**Problem requirements:** Restate the records underneath, keeping each one exactly the same.

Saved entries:
__________
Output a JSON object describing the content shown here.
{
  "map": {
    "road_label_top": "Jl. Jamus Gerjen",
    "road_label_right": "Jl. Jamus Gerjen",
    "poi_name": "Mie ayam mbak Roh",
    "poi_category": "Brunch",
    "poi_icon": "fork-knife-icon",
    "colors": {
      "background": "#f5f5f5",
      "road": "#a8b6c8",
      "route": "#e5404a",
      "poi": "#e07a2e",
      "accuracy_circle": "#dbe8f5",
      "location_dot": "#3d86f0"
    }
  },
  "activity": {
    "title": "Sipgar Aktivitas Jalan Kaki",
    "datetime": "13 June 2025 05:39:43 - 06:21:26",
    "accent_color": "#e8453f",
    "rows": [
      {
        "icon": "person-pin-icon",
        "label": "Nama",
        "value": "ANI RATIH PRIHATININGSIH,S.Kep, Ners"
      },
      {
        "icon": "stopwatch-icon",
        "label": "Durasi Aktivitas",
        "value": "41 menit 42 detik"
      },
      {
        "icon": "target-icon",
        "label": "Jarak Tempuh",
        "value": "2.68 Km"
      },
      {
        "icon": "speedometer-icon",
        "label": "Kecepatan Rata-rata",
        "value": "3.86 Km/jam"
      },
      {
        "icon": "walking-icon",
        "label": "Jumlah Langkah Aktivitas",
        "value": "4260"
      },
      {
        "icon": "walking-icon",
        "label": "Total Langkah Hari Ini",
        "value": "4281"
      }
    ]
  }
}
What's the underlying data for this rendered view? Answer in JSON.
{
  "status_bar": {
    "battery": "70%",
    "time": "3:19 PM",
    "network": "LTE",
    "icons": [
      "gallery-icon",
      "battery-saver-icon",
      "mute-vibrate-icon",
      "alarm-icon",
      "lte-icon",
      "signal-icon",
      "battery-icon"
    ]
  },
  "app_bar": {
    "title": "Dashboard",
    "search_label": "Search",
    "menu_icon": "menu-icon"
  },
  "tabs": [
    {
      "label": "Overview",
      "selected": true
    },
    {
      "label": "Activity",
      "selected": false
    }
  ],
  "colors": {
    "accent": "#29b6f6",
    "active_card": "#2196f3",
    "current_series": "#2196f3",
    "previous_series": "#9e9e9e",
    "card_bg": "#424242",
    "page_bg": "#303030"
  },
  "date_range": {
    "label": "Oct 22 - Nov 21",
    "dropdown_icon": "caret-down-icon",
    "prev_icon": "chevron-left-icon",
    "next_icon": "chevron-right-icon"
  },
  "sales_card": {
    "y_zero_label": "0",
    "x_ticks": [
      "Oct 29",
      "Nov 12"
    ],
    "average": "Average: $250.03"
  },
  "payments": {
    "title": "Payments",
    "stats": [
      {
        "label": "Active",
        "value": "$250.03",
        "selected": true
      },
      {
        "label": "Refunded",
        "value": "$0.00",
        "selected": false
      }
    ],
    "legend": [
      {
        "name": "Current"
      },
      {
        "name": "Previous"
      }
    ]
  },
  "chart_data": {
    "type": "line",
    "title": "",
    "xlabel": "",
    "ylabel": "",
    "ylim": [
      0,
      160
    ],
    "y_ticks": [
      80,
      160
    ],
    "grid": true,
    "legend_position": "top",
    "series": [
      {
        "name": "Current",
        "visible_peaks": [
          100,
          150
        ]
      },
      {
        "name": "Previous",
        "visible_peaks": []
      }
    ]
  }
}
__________
**The completed task:**
Output a JSON object describing the content shown here.
{
  "map": {
    "road_label_top": "Jl. Jamus Gerjen",
    "road_label_right": "Jl. Jamus Gerjen",
    "poi_name": "Mie ayam mbak Roh",
    "poi_category": "Brunch",
    "poi_icon": "fork-knife-icon",
    "colors": {
      "background": "#f5f5f5",
      "road": "#a8b6c8",
      "route": "#e5404a",
      "poi": "#e07a2e",
      "accuracy_circle": "#dbe8f5",
      "location_dot": "#3d86f0"
    }
  },
  "activity": {
    "title": "Sipgar Aktivitas Jalan Kaki",
    "datetime": "13 June 2025 05:39:43 - 06:21:26",
    "accent_color": "#e8453f",
    "rows": [
      {
        "icon": "person-pin-icon",
        "label": "Nama",
        "value": "ANI RATIH PRIHATININGSIH,S.Kep, Ners"
      },
      {
        "icon": "stopwatch-icon",
        "label": "Durasi Aktivitas",
        "value": "41 menit 42 detik"
      },
      {
        "icon": "target-icon",
        "label": "Jarak Tempuh",
        "value": "2.68 Km"
      },
      {
        "icon": "speedometer-icon",
        "label": "Kecepatan Rata-rata",
        "value": "3.86 Km/jam"
      },
      {
        "icon": "walking-icon",
        "label": "Jumlah Langkah Aktivitas",
        "value": "4260"
      },
      {
        "icon": "walking-icon",
        "label": "Total Langkah Hari Ini",
        "value": "4281"
      }
    ]
  }
}
What's the underlying data for this rendered view? Answer in JSON.
{
  "status_bar": {
    "battery": "70%",
    "time": "3:19 PM",
    "network": "LTE",
    "icons": [
      "gallery-icon",
      "battery-saver-icon",
      "mute-vibrate-icon",
      "alarm-icon",
      "lte-icon",
      "signal-icon",
      "battery-icon"
    ]
  },
  "app_bar": {
    "title": "Dashboard",
    "search_label": "Search",
    "menu_icon": "menu-icon"
  },
  "tabs": [
    {
      "label": "Overview",
      "selected": true
    },
    {
      "label": "Activity",
      "selected": false
    }
  ],
  "colors": {
    "accent": "#29b6f6",
    "active_card": "#2196f3",
    "current_series": "#2196f3",
    "previous_series": "#9e9e9e",
    "card_bg": "#424242",
    "page_bg": "#303030"
  },
  "date_range": {
    "label": "Oct 22 - Nov 21",
    "dropdown_icon": "caret-down-icon",
    "prev_icon": "chevron-left-icon",
    "next_icon": "chevron-right-icon"
  },
  "sales_card": {
    "y_zero_label": "0",
    "x_ticks": [
      "Oct 29",
      "Nov 12"
    ],
    "average": "Average: $250.03"
  },
  "payments": {
    "title": "Payments",
    "stats": [
      {
        "label": "Active",
        "value": "$250.03",
        "selected": true
      },
      {
        "label": "Refunded",
        "value": "$0.00",
        "selected": false
      }
    ],
    "legend": [
      {
        "name": "Current"
      },
      {
        "name": "Previous"
      }
    ]
  },
  "chart_data": {
    "type": "line",
    "title": "",
    "xlabel": "",
    "ylabel": "",
    "ylim": [
      0,
      160
    ],
    "y_ticks": [
      80,
      160
    ],
    "grid": true,
    "legend_position": "top",
    "series": [
      {
        "name": "Current",
        "visible_peaks": [
          100,
          150
        ]
      },
      {
        "name": "Previous",
        "visible_peaks": []
      }
    ]
  }
}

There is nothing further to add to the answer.